OK, not that we’ve all had our fears allayed about the bacon shortage (there’s no need to go out and stockpile the freezer), let’s talk about the much more real apple deficit that you may find yourself experiencing this fall.
And I admit that, if you’re finding a dearth of those shiny, doctor-dodging gems at your local orchard, it may be because my daughter Linnea and I picked so many of them. I mean, of course that’s not true. We didn’t pick enough to really deprive you of any bushels you might want to haul home. But we picked a lot of apples. We filled most of our recyclable shopping bags with apples. We spent $80 picking apples.
And then Linnea, visiting from New York for the week, proceeded to make apple butter and apple sauce and apple jelly and caramelized peels and apple cupcakes. We ate a lot of apples. We drank a lot of cider. Some with rum, some not.
I can’t remember the first time I went apple picking, but I think it was before my father died, so I was under 9-years-old. But I do remember early excursions into orchards where it seemed the most magical thing to actually be able to pick something off of a tree and eat it right then and there. (I’d be too full for the ham-and-cheese sandwiches and hot chocolate my mother would make for our post-picking tail-gating.)
I don’t remember the first time I took my daughters apple-picking, either, but I remember they both took to it more readily than they did peach-picking (too hot!) or raspberry picking (too bramble-y!) Even when their dad and I were married, I think it was always just we girls who went into the orchard, channeling our inner Eves.
And over the years some of my best memories are of being out in the slightly nippy air, fingers sticky, sacks heavy, trudging (why is it always muddy in orchards?) among the rows of Macouns and Cortlands, Ambrosias and Galas, Winesaps, Empires, McIntosh and Delicious.

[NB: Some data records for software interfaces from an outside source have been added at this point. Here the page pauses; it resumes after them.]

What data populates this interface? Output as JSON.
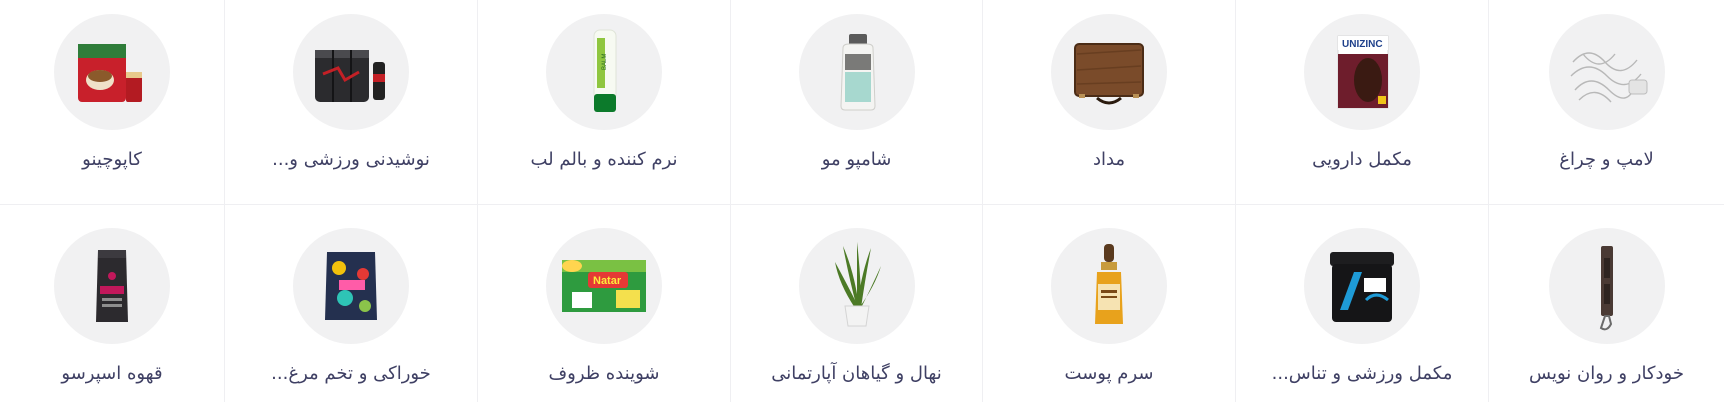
{
  "categories": [
    {
      "label": "کاپوچینو",
      "icon": "cappuccino-pack-icon"
    },
    {
      "label": "نوشیدنی ورزشی و...",
      "icon": "sports-drink-cans-icon"
    },
    {
      "label": "نرم کننده و بالم لب",
      "icon": "lip-balm-icon"
    },
    {
      "label": "شامپو مو",
      "icon": "shampoo-bottle-icon"
    },
    {
      "label": "مداد",
      "icon": "pencil-case-icon"
    },
    {
      "label": "مکمل دارویی",
      "icon": "supplement-box-icon"
    },
    {
      "label": "لامپ و چراغ",
      "icon": "string-lights-icon"
    },
    {
      "label": "قهوه اسپرسو",
      "icon": "espresso-coffee-bag-icon"
    },
    {
      "label": "خوراکی و تخم مرغ...",
      "icon": "snack-pack-icon"
    },
    {
      "label": "شوینده ظروف",
      "icon": "dish-detergent-box-icon"
    },
    {
      "label": "نهال و گیاهان آپارتمانی",
      "icon": "potted-plant-icon"
    },
    {
      "label": "سرم پوست",
      "icon": "serum-dropper-bottle-icon"
    },
    {
      "label": "مکمل ورزشی و تناس...",
      "icon": "protein-tub-icon"
    },
    {
      "label": "خودکار و روان نویس",
      "icon": "pen-case-icon"
    }
  ]
}
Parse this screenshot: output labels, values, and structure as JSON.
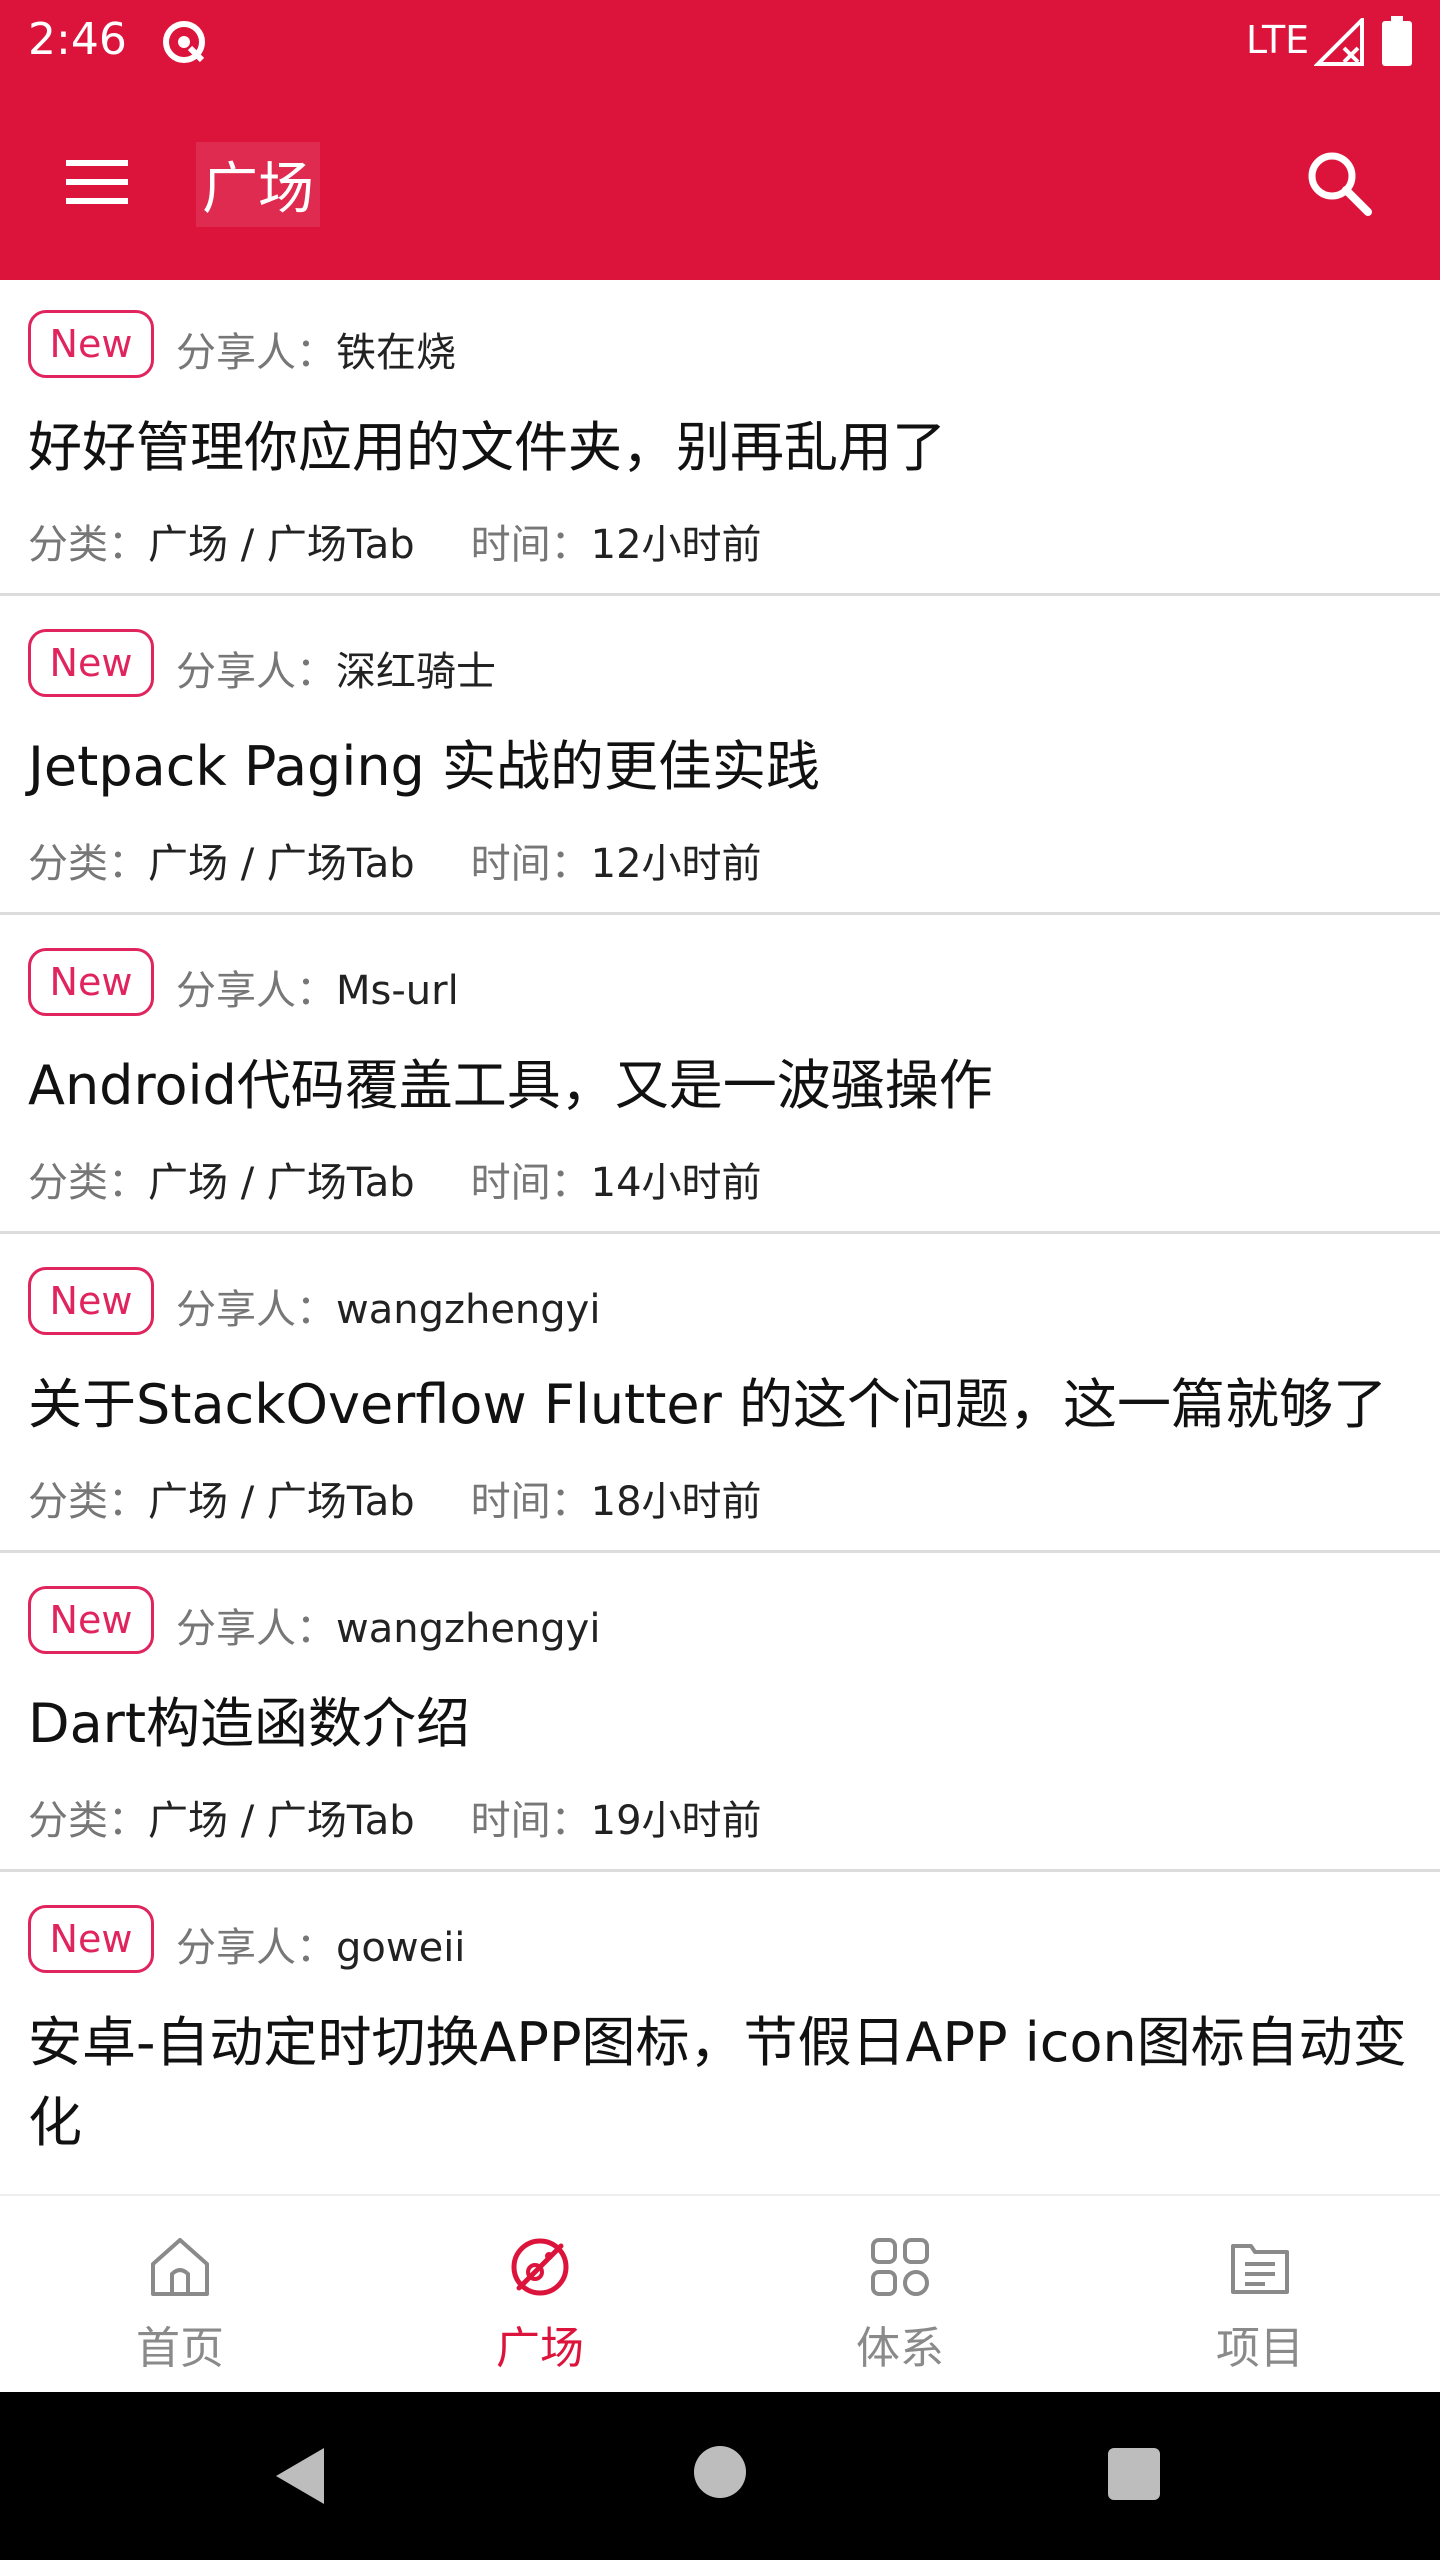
{
  "status_bar": {
    "time": "2:46",
    "network": "LTE"
  },
  "app_bar": {
    "title": "广场"
  },
  "labels": {
    "sharer": "分享人：",
    "category": "分类：",
    "time": "时间：",
    "badge": "New"
  },
  "articles": [
    {
      "sharer": "铁在烧",
      "title": "好好管理你应用的文件夹，别再乱用了",
      "category": "广场 / 广场Tab",
      "time": "12小时前"
    },
    {
      "sharer": "深红骑士",
      "title": "Jetpack Paging 实战的更佳实践",
      "category": "广场 / 广场Tab",
      "time": "12小时前"
    },
    {
      "sharer": "Ms-url",
      "title": "Android代码覆盖工具，又是一波骚操作",
      "category": "广场 / 广场Tab",
      "time": "14小时前"
    },
    {
      "sharer": "wangzhengyi",
      "title": "关于StackOverflow Flutter 的这个问题，这一篇就够了",
      "category": "广场 / 广场Tab",
      "time": "18小时前"
    },
    {
      "sharer": "wangzhengyi",
      "title": "Dart构造函数介绍",
      "category": "广场 / 广场Tab",
      "time": "19小时前"
    },
    {
      "sharer": "goweii",
      "title": "安卓-自动定时切换APP图标，节假日APP icon图标自动变化",
      "category": "",
      "time": ""
    }
  ],
  "bottom_nav": [
    {
      "label": "首页",
      "icon": "home-icon"
    },
    {
      "label": "广场",
      "icon": "square-icon"
    },
    {
      "label": "体系",
      "icon": "system-icon"
    },
    {
      "label": "项目",
      "icon": "project-icon"
    }
  ],
  "colors": {
    "primary": "#dc143c",
    "badge": "#e0245e",
    "inactive_nav": "#8a8a8a"
  }
}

One year, on a whim, with Madeleine on a school trip and Linnea out of school early, we met the late, beloved former Metroland writer, Margaret Black—her own children grown and her grandchildren out of town, my own mother recently dead—at Indian Ladder Farms for an afternoon of picking. She was a beautiful woman always, but she sparkled in the bright autumn air.
Years later, when a blizzard hit Buffalo in September and Madeleine made it home for the weekend from her first and last semester at the university there, she was so charmed to be in sunshine and warm weather that we picked bushel after bushel of apples and stocked up on a shameless number of squash and gourds. We had to give most of it away—I couldn’t bake and can fast enough and it was just Linnea and I at home, anyway. How many apple crisps can a mother and a daughter eat in a week?
(Well, it turns out, a lot. But still. . . .)
The last two times I’ve gone apple-picking, it’s just been Linnea and me, Madeleine living in New York or away on travels. We sample each kind before picking. We seek out the Honey Crisps (and always end up having to buy, not pick, them). We visit the pigs, the goats, and the sheep. We take pictures of each other, pictures I hope we will post or print out someday, an homage to autumn and apples.
Here’s how to make an apple crisp:
Wash, peel, and cut some apples into chunks. Put the chunks in a well-buttered dish (preferably some nice Bennington pottery). Using clean fingers, crumble together 6 tablespoons of butter, cut into ½ inch bits, ¾ cup brown sugar, 2/3 cup flour, 1/2 cup rolled oats, some chopped nuts, if you want, a little salt, a little nutmeg and a little more cinnamon. Put the topping on the apple chunks and bake in a 375-degree oven for over an hour or till nice and juicy and browned. (Put the baking dish on a sheet pan to catch the drips.)
While it bakes, whip up some cream—don’t use the aerosol kind!—into which you pour a couple of teaspoons of real maple syrup (grade B, if you can find it).
Then get out napkins, plates and forks.
Dinner is served.